Version 3 became the shining light in this project, the QR code would work in the red and blue picked for Just ASK (the Stewards using black meant that they’d never be much of a problem.)
Version 4 – the final product
As incorporating the codes into the advertising went on, the text at the bottom was abandoned and we were left with three clean, crisp, and far less boring QR Codes ready to stick wherever was relevant. All three scan quickly, even when reduced down and printed to sizes below 1.5cm square.
We added them to our advertising material and that was that…
So, how’s it done?
When first playing about to get an idea of how much you can utilise the error correction capabilities, we started off using Gimp (mainly because it was the only image editing software, besides paint, that I had on my computer!) This was, at times, a little fiddly and it proved easier when playing around, to import the different sections as layers and move them about in Microsoft Publisher.
Once I’d realised the sorts of sizes you can get away with, the colours that work and don’t work, and the key locations that need to be kept free of any branding, it was back to proper image editing software to get them just right.
With the help of our in house IT team, the final QR Codes were created in Adobe Illustrator as vector files. This meant we could change them to any desired size without losing resolution and convert them in to JPEGs when required. The main reason we did this was to ensure that, no matter where we send to image to for printing, it should always arrive as a sharp image. Initial JPEG files sent to the printers came back blurry when incorporated on to leaflet designs.
Developments since then…
Since working on this project, a number of sources have appeared that can help people created braded QR codes without the need for fiddly work in image editing software.
First off is Denso Wave’s own service, LogoQ, the only issue here being that it isn’t a free service. If you’re after a free tool, Unitag helps you customise a branded code to high extent via their free service with the option to pay for more customised work.
Of course, nothing works better than doing it yourself. Any free tool will have limitations on how close you can get it to your branding style.
Would we do it again?
There have been a few other experiments with branded codes at the University of Warwick Library since this project, but the use of all QR Codes, branded or not, is still quite low.
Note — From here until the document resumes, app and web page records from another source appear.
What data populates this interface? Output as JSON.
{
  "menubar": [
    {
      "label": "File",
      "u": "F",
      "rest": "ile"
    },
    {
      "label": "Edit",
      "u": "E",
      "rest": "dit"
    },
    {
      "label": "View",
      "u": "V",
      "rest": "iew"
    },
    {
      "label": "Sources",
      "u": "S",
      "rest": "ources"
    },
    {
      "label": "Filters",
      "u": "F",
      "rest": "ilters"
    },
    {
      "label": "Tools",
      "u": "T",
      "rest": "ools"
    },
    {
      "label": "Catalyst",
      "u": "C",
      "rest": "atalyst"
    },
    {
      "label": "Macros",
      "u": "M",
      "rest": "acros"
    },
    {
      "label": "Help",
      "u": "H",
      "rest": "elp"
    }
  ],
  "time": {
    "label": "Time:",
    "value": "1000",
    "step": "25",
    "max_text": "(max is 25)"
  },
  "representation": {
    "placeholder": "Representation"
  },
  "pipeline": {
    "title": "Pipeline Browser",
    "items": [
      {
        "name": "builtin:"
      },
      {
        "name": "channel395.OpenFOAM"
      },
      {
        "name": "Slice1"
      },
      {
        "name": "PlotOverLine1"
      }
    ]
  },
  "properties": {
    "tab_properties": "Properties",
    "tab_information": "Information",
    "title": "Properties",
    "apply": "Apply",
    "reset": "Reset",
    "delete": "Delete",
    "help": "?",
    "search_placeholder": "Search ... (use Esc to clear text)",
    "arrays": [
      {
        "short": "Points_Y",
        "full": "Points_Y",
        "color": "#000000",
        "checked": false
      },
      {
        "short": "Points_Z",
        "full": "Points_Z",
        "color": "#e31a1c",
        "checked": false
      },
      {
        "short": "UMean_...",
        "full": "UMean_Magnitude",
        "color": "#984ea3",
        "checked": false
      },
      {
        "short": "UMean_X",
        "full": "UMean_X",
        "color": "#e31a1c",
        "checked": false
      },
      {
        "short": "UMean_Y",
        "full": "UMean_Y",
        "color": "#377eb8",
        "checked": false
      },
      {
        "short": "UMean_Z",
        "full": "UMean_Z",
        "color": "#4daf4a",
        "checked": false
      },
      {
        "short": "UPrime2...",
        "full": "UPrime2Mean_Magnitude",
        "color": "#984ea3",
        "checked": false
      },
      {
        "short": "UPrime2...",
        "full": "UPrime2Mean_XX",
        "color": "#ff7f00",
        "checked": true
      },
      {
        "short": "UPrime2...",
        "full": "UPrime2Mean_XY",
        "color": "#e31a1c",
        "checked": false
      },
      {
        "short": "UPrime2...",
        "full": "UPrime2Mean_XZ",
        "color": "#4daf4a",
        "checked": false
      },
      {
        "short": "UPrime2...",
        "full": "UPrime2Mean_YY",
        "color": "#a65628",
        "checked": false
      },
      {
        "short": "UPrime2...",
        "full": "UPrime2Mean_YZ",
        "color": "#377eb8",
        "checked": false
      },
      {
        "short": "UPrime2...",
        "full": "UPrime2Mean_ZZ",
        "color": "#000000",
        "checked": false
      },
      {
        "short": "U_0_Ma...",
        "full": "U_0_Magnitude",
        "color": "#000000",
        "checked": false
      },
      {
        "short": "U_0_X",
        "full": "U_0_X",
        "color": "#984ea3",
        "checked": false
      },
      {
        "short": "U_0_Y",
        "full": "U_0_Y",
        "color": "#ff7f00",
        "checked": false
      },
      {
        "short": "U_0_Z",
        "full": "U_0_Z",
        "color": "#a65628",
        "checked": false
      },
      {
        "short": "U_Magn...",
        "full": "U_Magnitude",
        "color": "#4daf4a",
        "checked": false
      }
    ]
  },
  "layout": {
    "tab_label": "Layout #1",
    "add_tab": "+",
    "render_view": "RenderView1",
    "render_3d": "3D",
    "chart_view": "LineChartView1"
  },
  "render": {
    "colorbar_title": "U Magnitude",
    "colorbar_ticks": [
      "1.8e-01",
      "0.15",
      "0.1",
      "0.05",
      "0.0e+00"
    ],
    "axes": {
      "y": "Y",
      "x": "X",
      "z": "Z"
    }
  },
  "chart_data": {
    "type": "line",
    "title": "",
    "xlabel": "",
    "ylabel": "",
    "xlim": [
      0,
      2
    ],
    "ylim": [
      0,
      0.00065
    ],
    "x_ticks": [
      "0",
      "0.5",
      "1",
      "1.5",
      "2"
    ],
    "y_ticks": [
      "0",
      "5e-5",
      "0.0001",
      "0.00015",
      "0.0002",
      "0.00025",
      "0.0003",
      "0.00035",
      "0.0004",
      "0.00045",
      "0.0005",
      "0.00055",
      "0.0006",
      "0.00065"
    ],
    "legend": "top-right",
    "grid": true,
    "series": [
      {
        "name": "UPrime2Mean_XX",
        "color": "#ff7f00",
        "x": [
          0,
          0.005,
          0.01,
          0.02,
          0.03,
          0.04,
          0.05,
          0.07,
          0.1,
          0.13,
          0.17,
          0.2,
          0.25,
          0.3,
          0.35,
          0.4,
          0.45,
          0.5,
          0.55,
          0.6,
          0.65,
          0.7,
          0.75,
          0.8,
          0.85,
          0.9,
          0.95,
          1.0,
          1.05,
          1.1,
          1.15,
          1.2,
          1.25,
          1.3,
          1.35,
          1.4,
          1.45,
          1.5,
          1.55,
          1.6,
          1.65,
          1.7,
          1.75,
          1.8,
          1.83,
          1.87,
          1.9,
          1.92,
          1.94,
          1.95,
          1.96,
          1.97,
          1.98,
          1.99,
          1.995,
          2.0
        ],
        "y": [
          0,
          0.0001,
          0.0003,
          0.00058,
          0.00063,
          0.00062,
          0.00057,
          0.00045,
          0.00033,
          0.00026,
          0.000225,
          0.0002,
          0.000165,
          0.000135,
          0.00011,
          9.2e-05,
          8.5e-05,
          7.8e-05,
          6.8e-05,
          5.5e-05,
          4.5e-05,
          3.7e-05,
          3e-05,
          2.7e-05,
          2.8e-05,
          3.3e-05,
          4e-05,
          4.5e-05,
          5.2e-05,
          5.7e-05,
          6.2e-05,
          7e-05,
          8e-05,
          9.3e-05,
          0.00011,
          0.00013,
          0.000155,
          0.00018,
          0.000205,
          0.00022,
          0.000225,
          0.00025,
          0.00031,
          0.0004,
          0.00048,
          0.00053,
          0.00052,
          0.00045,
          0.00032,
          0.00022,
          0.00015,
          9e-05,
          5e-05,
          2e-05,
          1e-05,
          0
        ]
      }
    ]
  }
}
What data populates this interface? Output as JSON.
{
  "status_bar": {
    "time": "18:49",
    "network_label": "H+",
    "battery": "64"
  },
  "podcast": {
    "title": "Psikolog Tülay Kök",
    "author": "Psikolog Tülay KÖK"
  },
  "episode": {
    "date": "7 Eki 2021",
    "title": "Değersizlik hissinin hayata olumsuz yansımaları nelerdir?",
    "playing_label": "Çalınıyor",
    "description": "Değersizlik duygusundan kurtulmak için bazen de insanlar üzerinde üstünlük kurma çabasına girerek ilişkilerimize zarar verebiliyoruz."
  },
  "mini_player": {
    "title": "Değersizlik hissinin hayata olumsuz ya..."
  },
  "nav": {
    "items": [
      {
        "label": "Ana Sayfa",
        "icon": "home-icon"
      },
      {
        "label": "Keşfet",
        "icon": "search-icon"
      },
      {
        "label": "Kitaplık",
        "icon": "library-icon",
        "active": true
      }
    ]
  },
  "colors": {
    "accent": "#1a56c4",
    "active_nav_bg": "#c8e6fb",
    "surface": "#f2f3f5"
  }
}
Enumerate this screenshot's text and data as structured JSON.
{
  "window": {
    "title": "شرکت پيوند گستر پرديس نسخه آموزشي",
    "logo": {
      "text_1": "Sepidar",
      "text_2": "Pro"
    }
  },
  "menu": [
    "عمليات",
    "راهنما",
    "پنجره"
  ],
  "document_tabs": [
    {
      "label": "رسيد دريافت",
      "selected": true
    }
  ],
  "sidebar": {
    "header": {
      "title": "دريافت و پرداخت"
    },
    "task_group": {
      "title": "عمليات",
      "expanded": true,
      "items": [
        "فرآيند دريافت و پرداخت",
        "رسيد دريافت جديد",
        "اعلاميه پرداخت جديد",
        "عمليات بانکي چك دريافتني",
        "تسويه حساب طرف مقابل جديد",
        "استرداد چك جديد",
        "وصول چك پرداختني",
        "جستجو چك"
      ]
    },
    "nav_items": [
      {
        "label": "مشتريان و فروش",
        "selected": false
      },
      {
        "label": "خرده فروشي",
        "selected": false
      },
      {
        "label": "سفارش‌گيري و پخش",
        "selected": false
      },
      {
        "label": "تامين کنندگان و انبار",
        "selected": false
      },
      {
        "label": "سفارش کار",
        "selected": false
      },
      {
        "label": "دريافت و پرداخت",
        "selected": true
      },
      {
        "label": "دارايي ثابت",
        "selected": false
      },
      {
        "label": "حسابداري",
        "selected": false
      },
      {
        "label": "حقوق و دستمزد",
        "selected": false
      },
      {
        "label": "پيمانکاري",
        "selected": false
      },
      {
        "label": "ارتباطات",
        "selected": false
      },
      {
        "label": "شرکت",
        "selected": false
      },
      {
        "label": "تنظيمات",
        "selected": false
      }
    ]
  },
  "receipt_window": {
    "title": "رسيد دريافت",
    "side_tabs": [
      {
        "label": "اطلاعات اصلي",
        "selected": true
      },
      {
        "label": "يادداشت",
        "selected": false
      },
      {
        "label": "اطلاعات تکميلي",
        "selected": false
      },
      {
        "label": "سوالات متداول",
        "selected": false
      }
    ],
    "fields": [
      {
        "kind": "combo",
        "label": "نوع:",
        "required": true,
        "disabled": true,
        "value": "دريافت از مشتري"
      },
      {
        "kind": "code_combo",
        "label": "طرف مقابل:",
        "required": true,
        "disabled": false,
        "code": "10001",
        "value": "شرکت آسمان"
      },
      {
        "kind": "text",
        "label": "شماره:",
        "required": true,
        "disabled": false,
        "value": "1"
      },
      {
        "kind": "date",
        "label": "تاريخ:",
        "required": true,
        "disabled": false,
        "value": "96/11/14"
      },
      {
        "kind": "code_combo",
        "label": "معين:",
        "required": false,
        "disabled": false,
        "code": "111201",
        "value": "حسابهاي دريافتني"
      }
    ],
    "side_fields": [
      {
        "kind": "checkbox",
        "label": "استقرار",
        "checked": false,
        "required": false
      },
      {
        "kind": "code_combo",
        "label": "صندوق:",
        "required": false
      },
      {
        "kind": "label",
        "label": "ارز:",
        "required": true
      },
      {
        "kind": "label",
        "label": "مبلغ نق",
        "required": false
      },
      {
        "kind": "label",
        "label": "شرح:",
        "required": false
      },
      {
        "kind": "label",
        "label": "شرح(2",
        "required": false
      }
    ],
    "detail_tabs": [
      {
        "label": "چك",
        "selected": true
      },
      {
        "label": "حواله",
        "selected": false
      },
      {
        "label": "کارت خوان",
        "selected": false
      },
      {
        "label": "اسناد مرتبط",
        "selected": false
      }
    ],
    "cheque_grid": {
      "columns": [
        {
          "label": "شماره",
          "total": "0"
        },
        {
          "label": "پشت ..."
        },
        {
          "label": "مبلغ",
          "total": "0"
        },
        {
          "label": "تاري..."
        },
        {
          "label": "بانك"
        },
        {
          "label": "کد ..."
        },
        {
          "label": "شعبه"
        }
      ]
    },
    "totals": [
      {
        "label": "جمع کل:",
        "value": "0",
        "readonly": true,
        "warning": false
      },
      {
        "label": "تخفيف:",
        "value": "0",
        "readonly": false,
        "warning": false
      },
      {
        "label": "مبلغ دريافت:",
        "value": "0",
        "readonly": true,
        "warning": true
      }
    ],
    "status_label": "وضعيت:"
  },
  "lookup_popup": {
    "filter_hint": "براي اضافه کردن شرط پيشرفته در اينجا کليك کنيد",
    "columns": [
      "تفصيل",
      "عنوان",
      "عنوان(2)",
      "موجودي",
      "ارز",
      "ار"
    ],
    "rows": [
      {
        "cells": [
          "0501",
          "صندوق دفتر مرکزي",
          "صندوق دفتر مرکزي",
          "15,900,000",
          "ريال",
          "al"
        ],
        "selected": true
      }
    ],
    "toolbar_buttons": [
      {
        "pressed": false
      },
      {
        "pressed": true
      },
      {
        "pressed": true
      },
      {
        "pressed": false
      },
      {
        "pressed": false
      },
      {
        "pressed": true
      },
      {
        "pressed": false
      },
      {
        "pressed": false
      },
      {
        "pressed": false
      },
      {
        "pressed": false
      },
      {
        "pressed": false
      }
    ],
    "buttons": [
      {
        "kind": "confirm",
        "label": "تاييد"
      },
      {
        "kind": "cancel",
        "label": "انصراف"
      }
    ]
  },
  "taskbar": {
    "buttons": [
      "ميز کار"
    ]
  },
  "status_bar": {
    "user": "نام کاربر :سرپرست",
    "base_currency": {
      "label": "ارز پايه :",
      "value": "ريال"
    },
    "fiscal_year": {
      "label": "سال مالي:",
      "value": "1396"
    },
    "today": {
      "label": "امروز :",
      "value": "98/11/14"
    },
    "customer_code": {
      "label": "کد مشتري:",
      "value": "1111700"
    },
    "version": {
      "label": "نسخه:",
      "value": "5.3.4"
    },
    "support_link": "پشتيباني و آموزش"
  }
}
What we learned from this is that, for short campaigns and adverts, branded codes give us a great way of connecting our customers to webpage they may otherwise overlook without compromising our strong marketing style. There is also only a place for these little codes if there is a requirement for the customer to access online material, a pointless link to a redundant website would be a waste of time for both the creator and the scanner.
Now for some top tips…
- Keep testing your code.
Don’t think that because it worked when the added features were a millimetre one way that it will work when you move it. Every time you make an alteration scan that code!
- Print out test sizes.
Try printing out lots of size variations of your created code and check they all scan. If the QR Code has a lot of data in it, reducing the size can make the individual components hard to pick up by your scanner.
- Try different scanning devices.
Don’t just rely on your smartphone. Get an iPad out, or borrow someone else’s smartphone (preferably a different make or model!). You need to make sure that anyone who comes to scan your code should be able to.
- Don’t make one just for the sake of it.
QR Codes can be irritating if they don’t serve a purpose. A recent trip to a nearby library presented me with a QR code on a plasma screen that informed me that the corridor below it led to the toilets. Is that really necessary? Codes that don’t provide the customer with something they might actually be interested in can make them reluctant to bother scanning any of the others you put in place.